▶ **Data records for software interfaces**
◇ ◇ ◇ ◇ ◇
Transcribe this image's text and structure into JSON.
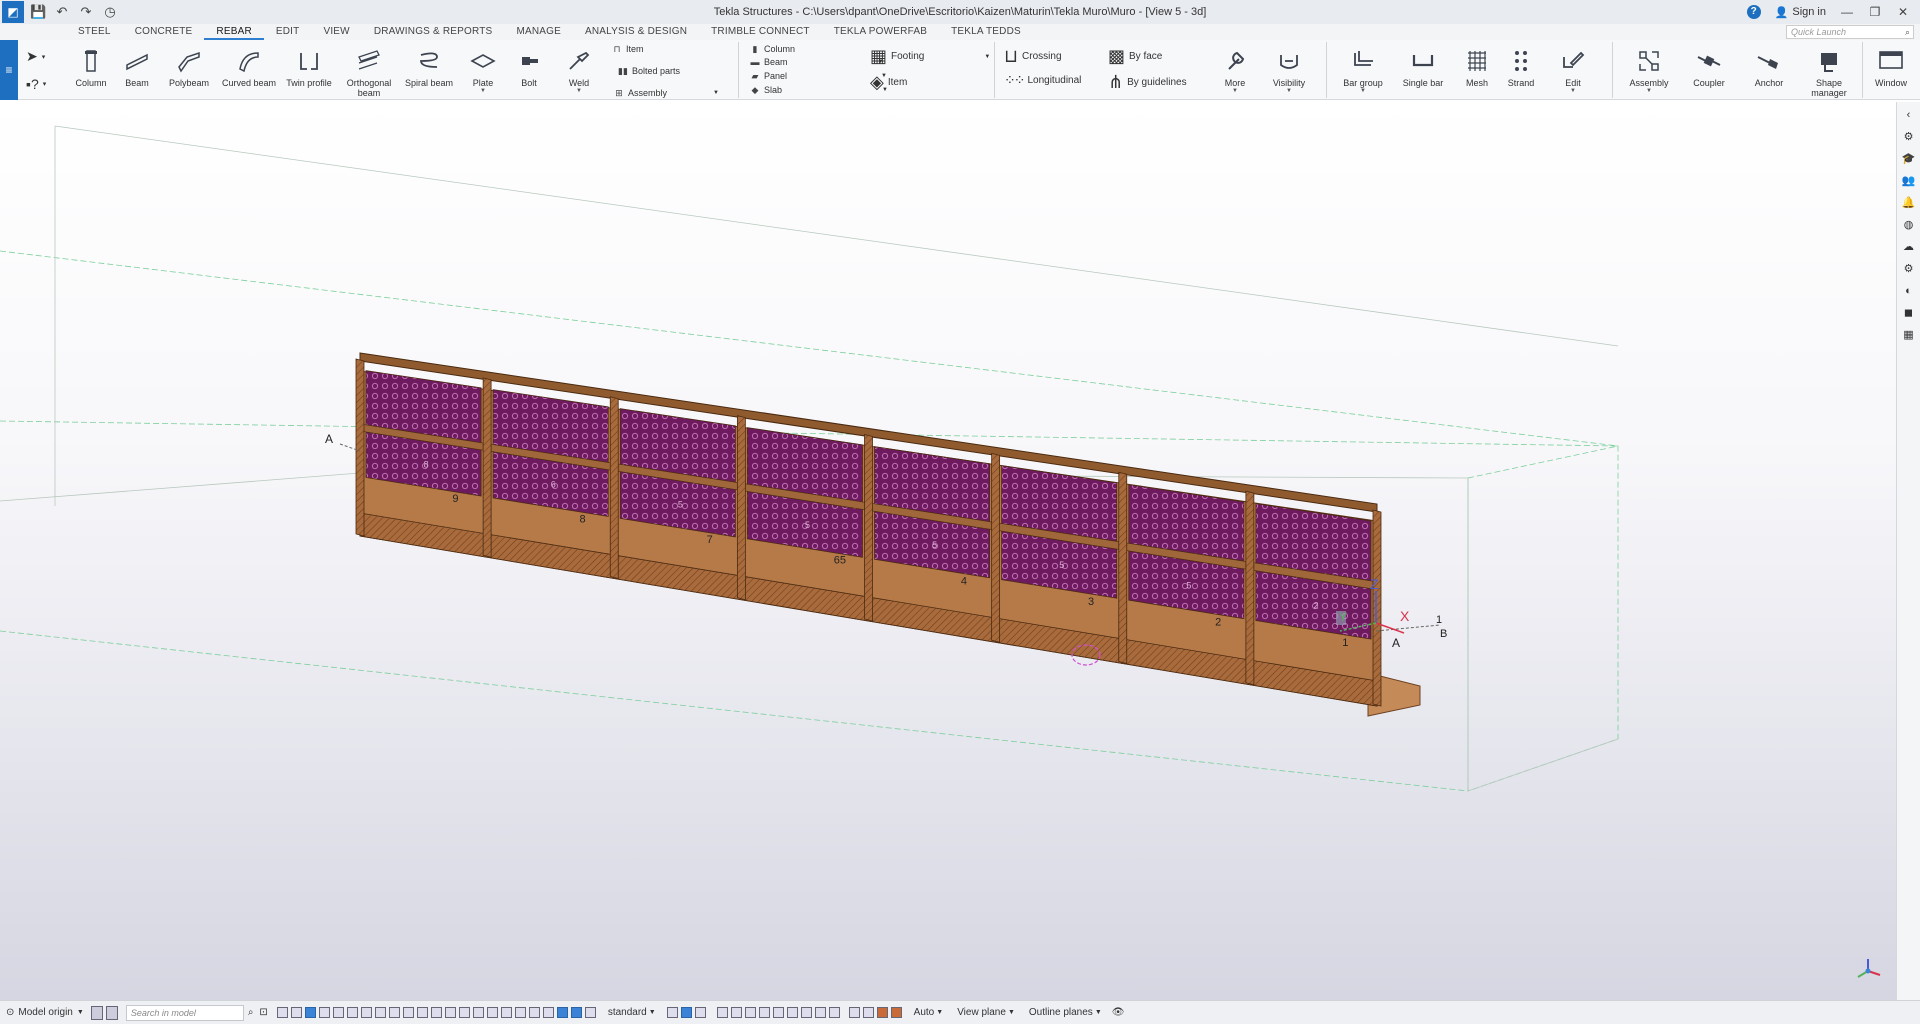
{
  "titlebar": {
    "title": "Tekla Structures - C:\\Users\\dpant\\OneDrive\\Escritorio\\Kaizen\\Maturin\\Tekla Muro\\Muro - [View 5 - 3d]",
    "sign_in": "Sign in",
    "help": "?"
  },
  "tabs": [
    "STEEL",
    "CONCRETE",
    "REBAR",
    "EDIT",
    "VIEW",
    "DRAWINGS & REPORTS",
    "MANAGE",
    "ANALYSIS & DESIGN",
    "TRIMBLE CONNECT",
    "TEKLA POWERFAB",
    "TEKLA TEDDS"
  ],
  "active_tab": "REBAR",
  "quick_launch": {
    "placeholder": "Quick Launch"
  },
  "ribbon": {
    "steel": [
      "Column",
      "Beam",
      "Polybeam",
      "Curved beam",
      "Twin profile",
      "Orthogonal beam",
      "Spiral beam",
      "Plate",
      "Bolt",
      "Weld"
    ],
    "weld_small": [
      "Item",
      "Bolted parts",
      "Assembly"
    ],
    "concrete_small": [
      "Column",
      "Beam",
      "Panel",
      "Slab"
    ],
    "concrete_large": [
      "Footing",
      "Item"
    ],
    "rebar_small": [
      "Crossing",
      "Longitudinal",
      "By face",
      "By guidelines"
    ],
    "rebar": [
      "More",
      "Visibility",
      "Bar group",
      "Single bar",
      "Mesh",
      "Strand",
      "Edit"
    ],
    "tools": [
      "Assembly",
      "Coupler",
      "Anchor",
      "Shape manager",
      "Window"
    ]
  },
  "model": {
    "bay_labels": [
      "9",
      "8",
      "7",
      "65",
      "4",
      "3",
      "2",
      "1"
    ],
    "upper_labels": [
      "8",
      "6",
      "5",
      "5",
      "5",
      "5",
      "5",
      "2"
    ],
    "grid_labels": [
      "A",
      "A",
      "1",
      "B"
    ],
    "axis_labels": [
      "X",
      "Y",
      "Z"
    ]
  },
  "statusbar": {
    "model_origin": "Model origin",
    "search_placeholder": "Search in model",
    "filter": "standard",
    "auto": "Auto",
    "view_plane": "View plane",
    "outline_planes": "Outline planes"
  },
  "colors": {
    "accent": "#2f7fd1",
    "concrete": "#b67a48",
    "mesh": "#7a1f6a",
    "ribbon_bg": "#f7f8fa"
  }
}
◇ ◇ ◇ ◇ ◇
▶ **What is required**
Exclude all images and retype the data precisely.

▶ **Solution for this task**
Transcribe this image's text and structure into JSON.
{
  "titlebar": {
    "title": "Tekla Structures - C:\\Users\\dpant\\OneDrive\\Escritorio\\Kaizen\\Maturin\\Tekla Muro\\Muro - [View 5 - 3d]",
    "sign_in": "Sign in",
    "help": "?"
  },
  "tabs": [
    "STEEL",
    "CONCRETE",
    "REBAR",
    "EDIT",
    "VIEW",
    "DRAWINGS & REPORTS",
    "MANAGE",
    "ANALYSIS & DESIGN",
    "TRIMBLE CONNECT",
    "TEKLA POWERFAB",
    "TEKLA TEDDS"
  ],
  "active_tab": "REBAR",
  "quick_launch": {
    "placeholder": "Quick Launch"
  },
  "ribbon": {
    "steel": [
      "Column",
      "Beam",
      "Polybeam",
      "Curved beam",
      "Twin profile",
      "Orthogonal beam",
      "Spiral beam",
      "Plate",
      "Bolt",
      "Weld"
    ],
    "weld_small": [
      "Item",
      "Bolted parts",
      "Assembly"
    ],
    "concrete_small": [
      "Column",
      "Beam",
      "Panel",
      "Slab"
    ],
    "concrete_large": [
      "Footing",
      "Item"
    ],
    "rebar_small": [
      "Crossing",
      "Longitudinal",
      "By face",
      "By guidelines"
    ],
    "rebar": [
      "More",
      "Visibility",
      "Bar group",
      "Single bar",
      "Mesh",
      "Strand",
      "Edit"
    ],
    "tools": [
      "Assembly",
      "Coupler",
      "Anchor",
      "Shape manager",
      "Window"
    ]
  },
  "model": {
    "bay_labels": [
      "9",
      "8",
      "7",
      "65",
      "4",
      "3",
      "2",
      "1"
    ],
    "upper_labels": [
      "8",
      "6",
      "5",
      "5",
      "5",
      "5",
      "5",
      "2"
    ],
    "grid_labels": [
      "A",
      "A",
      "1",
      "B"
    ],
    "axis_labels": [
      "X",
      "Y",
      "Z"
    ]
  },
  "statusbar": {
    "model_origin": "Model origin",
    "search_placeholder": "Search in model",
    "filter": "standard",
    "auto": "Auto",
    "view_plane": "View plane",
    "outline_planes": "Outline planes"
  },
  "colors": {
    "accent": "#2f7fd1",
    "concrete": "#b67a48",
    "mesh": "#7a1f6a",
    "ribbon_bg": "#f7f8fa"
  }
}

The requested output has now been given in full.